Before NIES, Circuit Judge, COWEN, Senior Circuit Judge, and ARCHER, Circuit Judge.

PER CURIAM.


DECISION

Joseph J. Shannon seeks review of the final decision of the Merit Systems Protection Board, Docket No. AT07528710635, sustaining the United States Postal Service's decision to remove him from his position as City Carrier for insubordination and a fraudulent leave request. We affirm.

OPINION

Mr. Shannon alleges error by the board in its purported use of the April 24 AWOL charge to sustain his removal. We would simply point out, as the government has in its Informal Brief, that the board found the Postal Service did not meet its burden of proving that Mr. Shannon was AWOL on April 24, 1987. Therefore, the board did not use that charge to sustain his removal.

Mr. Shannon also argues that because his "insubordination was sustained by entrapment," mitigating factors are present regarding the use of the insubordination charge as a basis for sustaining his removal. Again, contrary to Mr. Shannon's belief, the Administrative Judge (AJ) considered mitigating factors surrounding the circumstances by which Mr. Shannon's insubordinate conduct occurred. Notwithstanding that, the AJ determined that Mr. Shannon's conduct in dealing with the situation was inappropriate and amounted to an act of disobedience. Petitioner has not shown that the board's finding of insubordination is unsupported by substantial evidence or that the AJ's use of the insubordination charge as a basis for his removal was arbitrary, capricious, or an abuse of discretion. See 5 U.S.C. § 7703(c) (1982).

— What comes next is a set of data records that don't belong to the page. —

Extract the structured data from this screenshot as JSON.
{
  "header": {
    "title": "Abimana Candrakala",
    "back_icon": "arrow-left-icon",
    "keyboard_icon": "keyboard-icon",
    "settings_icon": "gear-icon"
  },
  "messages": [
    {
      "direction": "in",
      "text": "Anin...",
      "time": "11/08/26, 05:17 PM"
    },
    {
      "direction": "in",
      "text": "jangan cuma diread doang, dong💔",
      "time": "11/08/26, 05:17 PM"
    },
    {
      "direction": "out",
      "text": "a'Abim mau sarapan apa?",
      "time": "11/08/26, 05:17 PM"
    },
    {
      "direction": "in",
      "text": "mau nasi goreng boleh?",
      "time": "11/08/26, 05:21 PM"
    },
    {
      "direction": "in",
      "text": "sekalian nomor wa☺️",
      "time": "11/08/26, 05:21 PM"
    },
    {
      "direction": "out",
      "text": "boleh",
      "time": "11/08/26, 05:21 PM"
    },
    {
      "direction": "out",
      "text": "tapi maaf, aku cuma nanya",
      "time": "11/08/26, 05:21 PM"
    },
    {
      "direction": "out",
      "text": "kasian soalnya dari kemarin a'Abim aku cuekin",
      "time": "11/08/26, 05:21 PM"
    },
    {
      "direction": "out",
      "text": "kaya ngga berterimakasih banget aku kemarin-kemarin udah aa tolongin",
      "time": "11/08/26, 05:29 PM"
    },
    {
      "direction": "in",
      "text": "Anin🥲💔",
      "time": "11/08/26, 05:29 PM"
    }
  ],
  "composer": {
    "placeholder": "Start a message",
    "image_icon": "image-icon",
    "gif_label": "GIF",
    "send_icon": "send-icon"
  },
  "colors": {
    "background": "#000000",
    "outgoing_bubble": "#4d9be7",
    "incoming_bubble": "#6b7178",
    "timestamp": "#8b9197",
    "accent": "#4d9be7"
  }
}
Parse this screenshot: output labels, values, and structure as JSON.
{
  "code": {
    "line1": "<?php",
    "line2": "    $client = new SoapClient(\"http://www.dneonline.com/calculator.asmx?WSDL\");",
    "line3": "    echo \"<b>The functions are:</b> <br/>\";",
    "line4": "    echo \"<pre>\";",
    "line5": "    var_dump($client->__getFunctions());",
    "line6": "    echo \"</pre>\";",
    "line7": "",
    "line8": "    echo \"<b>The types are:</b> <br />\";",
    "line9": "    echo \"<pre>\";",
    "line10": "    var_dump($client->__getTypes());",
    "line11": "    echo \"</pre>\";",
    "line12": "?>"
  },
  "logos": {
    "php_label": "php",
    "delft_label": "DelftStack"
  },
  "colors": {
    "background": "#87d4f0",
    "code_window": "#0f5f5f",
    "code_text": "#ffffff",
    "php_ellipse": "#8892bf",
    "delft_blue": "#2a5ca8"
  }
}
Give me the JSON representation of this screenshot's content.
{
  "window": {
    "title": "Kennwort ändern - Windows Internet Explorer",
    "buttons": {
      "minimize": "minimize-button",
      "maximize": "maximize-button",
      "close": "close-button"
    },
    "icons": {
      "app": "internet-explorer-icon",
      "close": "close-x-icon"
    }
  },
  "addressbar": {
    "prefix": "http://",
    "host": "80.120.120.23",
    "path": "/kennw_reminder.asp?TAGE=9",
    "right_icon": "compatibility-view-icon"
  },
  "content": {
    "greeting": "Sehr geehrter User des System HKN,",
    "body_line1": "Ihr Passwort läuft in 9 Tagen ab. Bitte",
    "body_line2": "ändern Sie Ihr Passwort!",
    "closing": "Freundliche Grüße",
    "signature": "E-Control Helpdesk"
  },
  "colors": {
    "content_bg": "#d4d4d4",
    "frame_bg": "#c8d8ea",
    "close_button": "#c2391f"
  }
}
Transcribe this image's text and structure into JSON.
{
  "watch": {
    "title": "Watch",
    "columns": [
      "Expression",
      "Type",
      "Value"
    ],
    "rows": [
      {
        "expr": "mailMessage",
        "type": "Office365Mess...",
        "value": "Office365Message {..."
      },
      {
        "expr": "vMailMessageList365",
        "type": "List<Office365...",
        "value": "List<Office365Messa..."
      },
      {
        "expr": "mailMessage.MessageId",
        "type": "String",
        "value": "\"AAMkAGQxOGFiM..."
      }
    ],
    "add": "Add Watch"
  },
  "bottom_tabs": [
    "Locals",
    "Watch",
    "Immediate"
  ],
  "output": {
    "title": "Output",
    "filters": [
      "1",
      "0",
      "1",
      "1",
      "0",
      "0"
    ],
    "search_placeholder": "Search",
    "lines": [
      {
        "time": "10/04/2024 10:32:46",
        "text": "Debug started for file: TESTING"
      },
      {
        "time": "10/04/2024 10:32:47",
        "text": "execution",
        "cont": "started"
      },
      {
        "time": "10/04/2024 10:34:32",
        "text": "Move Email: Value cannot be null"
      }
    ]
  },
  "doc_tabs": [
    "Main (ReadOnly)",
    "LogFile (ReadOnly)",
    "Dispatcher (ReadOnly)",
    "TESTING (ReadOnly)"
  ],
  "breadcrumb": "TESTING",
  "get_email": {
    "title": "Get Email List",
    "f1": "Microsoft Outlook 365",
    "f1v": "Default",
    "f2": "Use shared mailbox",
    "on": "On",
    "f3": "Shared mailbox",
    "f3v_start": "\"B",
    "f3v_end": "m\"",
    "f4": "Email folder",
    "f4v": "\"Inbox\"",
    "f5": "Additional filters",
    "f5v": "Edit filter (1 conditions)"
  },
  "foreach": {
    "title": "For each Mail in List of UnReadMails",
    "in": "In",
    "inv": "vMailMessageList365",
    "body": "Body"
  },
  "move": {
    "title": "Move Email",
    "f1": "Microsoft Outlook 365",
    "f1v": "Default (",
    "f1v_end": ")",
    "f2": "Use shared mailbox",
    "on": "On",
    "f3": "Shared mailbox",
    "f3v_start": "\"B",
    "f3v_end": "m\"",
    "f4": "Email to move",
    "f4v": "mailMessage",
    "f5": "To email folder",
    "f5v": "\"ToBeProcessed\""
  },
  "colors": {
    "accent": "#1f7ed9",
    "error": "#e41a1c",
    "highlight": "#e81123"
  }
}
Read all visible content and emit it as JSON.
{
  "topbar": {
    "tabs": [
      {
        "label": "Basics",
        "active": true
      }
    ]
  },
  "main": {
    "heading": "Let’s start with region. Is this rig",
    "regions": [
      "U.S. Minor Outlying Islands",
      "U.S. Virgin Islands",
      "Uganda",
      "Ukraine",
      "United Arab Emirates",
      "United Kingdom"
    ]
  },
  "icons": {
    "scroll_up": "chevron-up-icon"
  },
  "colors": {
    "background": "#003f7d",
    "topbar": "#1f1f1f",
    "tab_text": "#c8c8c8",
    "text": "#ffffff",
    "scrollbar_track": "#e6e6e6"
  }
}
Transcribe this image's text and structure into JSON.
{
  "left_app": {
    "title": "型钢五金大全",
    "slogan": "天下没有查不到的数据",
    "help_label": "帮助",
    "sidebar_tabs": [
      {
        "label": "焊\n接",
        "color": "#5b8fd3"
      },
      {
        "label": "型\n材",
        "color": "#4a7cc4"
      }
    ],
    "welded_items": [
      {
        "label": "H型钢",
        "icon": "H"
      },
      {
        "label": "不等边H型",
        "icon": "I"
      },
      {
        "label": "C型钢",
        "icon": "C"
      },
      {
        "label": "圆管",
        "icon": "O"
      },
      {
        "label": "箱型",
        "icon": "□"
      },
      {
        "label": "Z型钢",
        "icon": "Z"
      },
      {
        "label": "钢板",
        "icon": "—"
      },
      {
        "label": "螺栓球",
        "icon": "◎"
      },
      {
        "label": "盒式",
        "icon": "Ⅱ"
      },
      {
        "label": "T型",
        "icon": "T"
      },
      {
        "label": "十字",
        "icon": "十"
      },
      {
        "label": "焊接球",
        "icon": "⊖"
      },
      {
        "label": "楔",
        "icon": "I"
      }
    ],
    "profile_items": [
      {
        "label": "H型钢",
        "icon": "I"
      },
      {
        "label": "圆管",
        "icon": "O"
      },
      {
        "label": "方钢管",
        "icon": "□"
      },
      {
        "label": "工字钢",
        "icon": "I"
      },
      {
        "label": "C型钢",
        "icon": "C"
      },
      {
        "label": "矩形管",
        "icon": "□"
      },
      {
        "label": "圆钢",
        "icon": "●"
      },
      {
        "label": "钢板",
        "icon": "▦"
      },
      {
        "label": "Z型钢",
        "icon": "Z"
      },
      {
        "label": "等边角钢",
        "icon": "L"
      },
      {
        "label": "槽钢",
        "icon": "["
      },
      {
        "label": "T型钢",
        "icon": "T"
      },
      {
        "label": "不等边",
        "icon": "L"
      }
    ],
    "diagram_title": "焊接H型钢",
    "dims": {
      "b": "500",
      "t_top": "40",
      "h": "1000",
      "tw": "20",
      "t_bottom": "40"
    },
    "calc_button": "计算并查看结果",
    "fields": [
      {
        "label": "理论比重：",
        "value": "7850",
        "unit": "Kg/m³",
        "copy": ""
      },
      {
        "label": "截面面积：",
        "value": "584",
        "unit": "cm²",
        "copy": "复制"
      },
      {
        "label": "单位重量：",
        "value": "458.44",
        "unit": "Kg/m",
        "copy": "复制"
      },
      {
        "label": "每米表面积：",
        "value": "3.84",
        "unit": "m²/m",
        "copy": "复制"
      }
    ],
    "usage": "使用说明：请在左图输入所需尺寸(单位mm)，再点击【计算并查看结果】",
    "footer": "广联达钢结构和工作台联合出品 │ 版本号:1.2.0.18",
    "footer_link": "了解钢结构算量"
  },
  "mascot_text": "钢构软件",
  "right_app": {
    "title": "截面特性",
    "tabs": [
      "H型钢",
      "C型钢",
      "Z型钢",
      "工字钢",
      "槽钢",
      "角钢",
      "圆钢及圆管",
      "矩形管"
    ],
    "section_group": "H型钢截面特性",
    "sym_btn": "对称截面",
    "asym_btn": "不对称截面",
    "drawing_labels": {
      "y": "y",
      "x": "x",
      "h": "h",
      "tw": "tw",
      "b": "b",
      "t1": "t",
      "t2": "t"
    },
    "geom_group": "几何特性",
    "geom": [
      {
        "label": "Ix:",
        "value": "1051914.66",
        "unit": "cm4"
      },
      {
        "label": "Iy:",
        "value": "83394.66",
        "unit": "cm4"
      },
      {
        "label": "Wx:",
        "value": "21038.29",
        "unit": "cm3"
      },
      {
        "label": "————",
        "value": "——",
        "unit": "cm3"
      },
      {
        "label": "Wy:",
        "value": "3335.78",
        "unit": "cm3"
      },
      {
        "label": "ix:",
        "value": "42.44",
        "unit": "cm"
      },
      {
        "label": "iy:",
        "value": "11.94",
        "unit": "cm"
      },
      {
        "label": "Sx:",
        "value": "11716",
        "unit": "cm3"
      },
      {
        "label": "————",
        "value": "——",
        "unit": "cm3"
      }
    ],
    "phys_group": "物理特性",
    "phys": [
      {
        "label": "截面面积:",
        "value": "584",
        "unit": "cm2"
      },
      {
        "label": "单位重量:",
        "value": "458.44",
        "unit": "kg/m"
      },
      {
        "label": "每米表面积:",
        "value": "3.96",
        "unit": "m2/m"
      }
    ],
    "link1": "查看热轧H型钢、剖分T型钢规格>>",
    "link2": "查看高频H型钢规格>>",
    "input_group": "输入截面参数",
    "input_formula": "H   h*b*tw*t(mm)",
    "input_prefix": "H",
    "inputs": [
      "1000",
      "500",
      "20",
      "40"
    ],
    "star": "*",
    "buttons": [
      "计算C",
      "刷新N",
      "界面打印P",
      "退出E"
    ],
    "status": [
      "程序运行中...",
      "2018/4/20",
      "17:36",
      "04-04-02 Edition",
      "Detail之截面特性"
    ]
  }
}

With regard to the agency's charge that he fraudulently requested sick leave, Mr. Shannon alleges, that charge was sustained only by "opinions, with no facts to support it." Determining the credibility of witnesses and the weight to be given their testimony are matters for the trier of fact to resolve. Griessenauer v. Department of Energy, 754 F.2d 361, 364 (Fed. Cir. 1985); Gyromat v. Champion Spark Plug Co., 735 F.2d 549, 552 (Fed. Cir. 1984). After hearing testimony from petitioner, petitioner's daughter, petitioner's supervisor, and Mr. Barfield, a fellow employee, the AJ found Mr. Barfield's testimony was the most persuasive because, inter alia, it was consistent and Mr. Barfield was on good terms with petitioner. In addition, the AJ adequately explained the reasons that the other witnesses were not credible. The record provides no basis to justify overturning any of the AJ's credibility determinations.

Having considered all of Mr. Shannon's arguments, we must affirm the board's decision as he has failed to show any legal ground for reversal under 5 U.S.C. § 7703(c). See Hayes v. Department of the Navy, 727 F.2d 1535, 1537 (Fed. Cir. 1984).